- John F. Kennedy was sort of shot in the middle of a parade. And Lee Harvey Oswald was sort of shot on national television.
- Bobby Kennedy was shot by Sirhan Sirhan while walking through a crowd during his campaign. Sirhan claims to have been brainwashed by the CIA.
- Finally, like McKinley, Ronald Reagan was shot by an apparent admirer among the crowd he was greeting. Again, the crowd and Secret Service attacked Hinckley (reacting very quickly in this case).
- Kawakami Gensai (the basis for Himura Kenshin) assassinated Sakuma Shōzan in broad daylight.

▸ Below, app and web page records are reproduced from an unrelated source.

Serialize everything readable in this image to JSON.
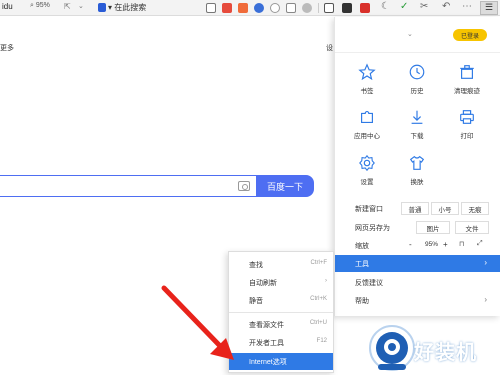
{
  "toolbar": {
    "url_fragment": "idu",
    "zoom": "95%",
    "search_here": "在此搜索"
  },
  "page": {
    "more_link": "更多",
    "settings_fragment": "设",
    "search_button": "百度一下"
  },
  "menu": {
    "login_button": "已登录",
    "grid": [
      {
        "label": "书签",
        "icon": "star-icon"
      },
      {
        "label": "历史",
        "icon": "clock-icon"
      },
      {
        "label": "清理痕迹",
        "icon": "trash-icon"
      },
      {
        "label": "应用中心",
        "icon": "puzzle-icon"
      },
      {
        "label": "下载",
        "icon": "download-icon"
      },
      {
        "label": "打印",
        "icon": "printer-icon"
      },
      {
        "label": "设置",
        "icon": "gear-icon"
      },
      {
        "label": "换肤",
        "icon": "shirt-icon"
      }
    ],
    "new_window": {
      "label": "新建窗口",
      "options": [
        "普通",
        "小号",
        "无痕"
      ]
    },
    "save_page": {
      "label": "网页另存为",
      "options": [
        "图片",
        "文件"
      ]
    },
    "zoom": {
      "label": "缩放",
      "minus": "-",
      "value": "95%",
      "plus": "+"
    },
    "tools": {
      "label": "工具",
      "arrow": "›"
    },
    "feedback": {
      "label": "反馈建议"
    },
    "help": {
      "label": "帮助",
      "arrow": "›"
    }
  },
  "submenu": {
    "items": [
      {
        "label": "查找",
        "shortcut": "Ctrl+F"
      },
      {
        "label": "自动刷新",
        "shortcut": "›"
      },
      {
        "label": "静音",
        "shortcut": "Ctrl+K"
      },
      {
        "label": "查看源文件",
        "shortcut": "Ctrl+U"
      },
      {
        "label": "开发者工具",
        "shortcut": "F12"
      },
      {
        "label": "Internet选项",
        "shortcut": ""
      }
    ]
  },
  "watermark": {
    "text": "好装机"
  },
  "colors": {
    "accent": "#2f7ae5",
    "baidu_blue": "#4e6ef2",
    "login_yellow": "#f7c400",
    "arrow_red": "#e8231b"
  }
}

- Ali Agca tried to assassinate Pope John Paul II in the dense crowd that usually accompanies ceremonies in Vatican.
- There really was a conspicuously public assassination attempt on Qinshihuangdi (the same emperor of Qin as depicted in the above film); Qin law prevented anyone in the court from carrying weapons in the throne room, and the emperor was, at first, in too much of a panic to draw his own sword or to call for the armed guards waiting outside.
- The first two attempts for the conspicuously public assassination attempt on Archduke Franz Ferdinand failed, but the Archduke's driver got lost heading to the hospital so he could talk to the wounded, in an astounding coincidence passing by the place where one of the assassins, Gavrilo Princip, was eating lunch. Princip shot the Archduke and his wife there and World War I ensued less than two months later.
- Zigzagged with the Roman Republic and the Roman Empire: some assassinations were carried out discreetly, others...not so much. And some even in-between. For specific examples, The Other Wiki is chock full of them, but those that come to mind most prominently are those of Gaius Julius Caesar and Tiberius Gracchus; the first was a halfway example (done in the Senate, and a significant portion of the conspirators were Senators, though the public didn't know what happened until immediately after), with the second being a full-on public example done on the fly (the Senate was not fond of Gracchus' Populari reform attempts, and went outside en masse during a meeting of the Tribunal to openly beat him and his immediate supporters to death with anything they could get their hands on, lead by his older cousin who claimed he was going to try and become a new King of Rome).